*Work item*
Every record below should be repeated exactly, with the pictures left out.

** Opening Records block **

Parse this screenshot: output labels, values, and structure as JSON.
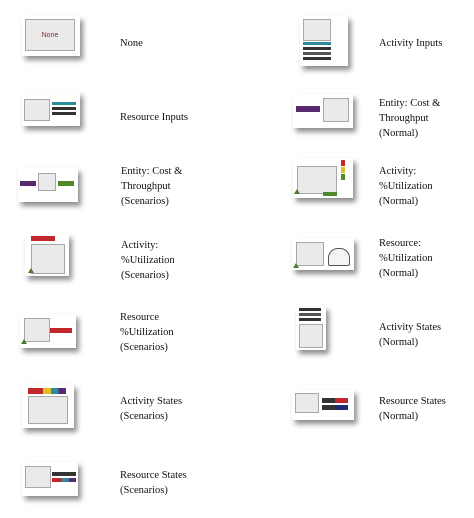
{
  "options": [
    {
      "id": "none",
      "lines": [
        "None"
      ],
      "thumb_text": "None"
    },
    {
      "id": "activity-inputs",
      "lines": [
        "Activity Inputs"
      ]
    },
    {
      "id": "resource-inputs",
      "lines": [
        "Resource Inputs"
      ]
    },
    {
      "id": "entity-cost-normal",
      "lines": [
        "Entity: Cost &",
        "Throughput",
        "(Normal)"
      ]
    },
    {
      "id": "entity-cost-scenarios",
      "lines": [
        "Entity: Cost &",
        "Throughput",
        "(Scenarios)"
      ]
    },
    {
      "id": "activity-util-normal",
      "lines": [
        "Activity:",
        "%Utilization",
        "(Normal)"
      ]
    },
    {
      "id": "activity-util-scenarios",
      "lines": [
        "Activity:",
        "%Utilization",
        "(Scenarios)"
      ]
    },
    {
      "id": "resource-util-normal",
      "lines": [
        "Resource:",
        "%Utilization",
        "(Normal)"
      ]
    },
    {
      "id": "resource-util-scenarios",
      "lines": [
        "Resource",
        "%Utilization",
        "(Scenarios)"
      ]
    },
    {
      "id": "activity-states-normal",
      "lines": [
        "Activity States",
        "(Normal)"
      ]
    },
    {
      "id": "activity-states-scenarios",
      "lines": [
        "Activity States",
        "(Scenarios)"
      ]
    },
    {
      "id": "resource-states-normal",
      "lines": [
        "Resource States",
        "(Normal)"
      ]
    },
    {
      "id": "resource-states-scenarios",
      "lines": [
        "Resource States",
        "(Scenarios)"
      ]
    }
  ],
  "colors": {
    "teal": "#2f8a9e",
    "navy": "#1f2d6e",
    "purple": "#5a2a6e",
    "red": "#c0282e",
    "green": "#4f8a2a",
    "yellow": "#e0c020"
  }
}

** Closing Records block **

*Expected answer*
Parse this screenshot: output labels, values, and structure as JSON.
{
  "options": [
    {
      "id": "none",
      "lines": [
        "None"
      ],
      "thumb_text": "None"
    },
    {
      "id": "activity-inputs",
      "lines": [
        "Activity Inputs"
      ]
    },
    {
      "id": "resource-inputs",
      "lines": [
        "Resource Inputs"
      ]
    },
    {
      "id": "entity-cost-normal",
      "lines": [
        "Entity: Cost &",
        "Throughput",
        "(Normal)"
      ]
    },
    {
      "id": "entity-cost-scenarios",
      "lines": [
        "Entity: Cost &",
        "Throughput",
        "(Scenarios)"
      ]
    },
    {
      "id": "activity-util-normal",
      "lines": [
        "Activity:",
        "%Utilization",
        "(Normal)"
      ]
    },
    {
      "id": "activity-util-scenarios",
      "lines": [
        "Activity:",
        "%Utilization",
        "(Scenarios)"
      ]
    },
    {
      "id": "resource-util-normal",
      "lines": [
        "Resource:",
        "%Utilization",
        "(Normal)"
      ]
    },
    {
      "id": "resource-util-scenarios",
      "lines": [
        "Resource",
        "%Utilization",
        "(Scenarios)"
      ]
    },
    {
      "id": "activity-states-normal",
      "lines": [
        "Activity States",
        "(Normal)"
      ]
    },
    {
      "id": "activity-states-scenarios",
      "lines": [
        "Activity States",
        "(Scenarios)"
      ]
    },
    {
      "id": "resource-states-normal",
      "lines": [
        "Resource States",
        "(Normal)"
      ]
    },
    {
      "id": "resource-states-scenarios",
      "lines": [
        "Resource States",
        "(Scenarios)"
      ]
    }
  ],
  "colors": {
    "teal": "#2f8a9e",
    "navy": "#1f2d6e",
    "purple": "#5a2a6e",
    "red": "#c0282e",
    "green": "#4f8a2a",
    "yellow": "#e0c020"
  }
}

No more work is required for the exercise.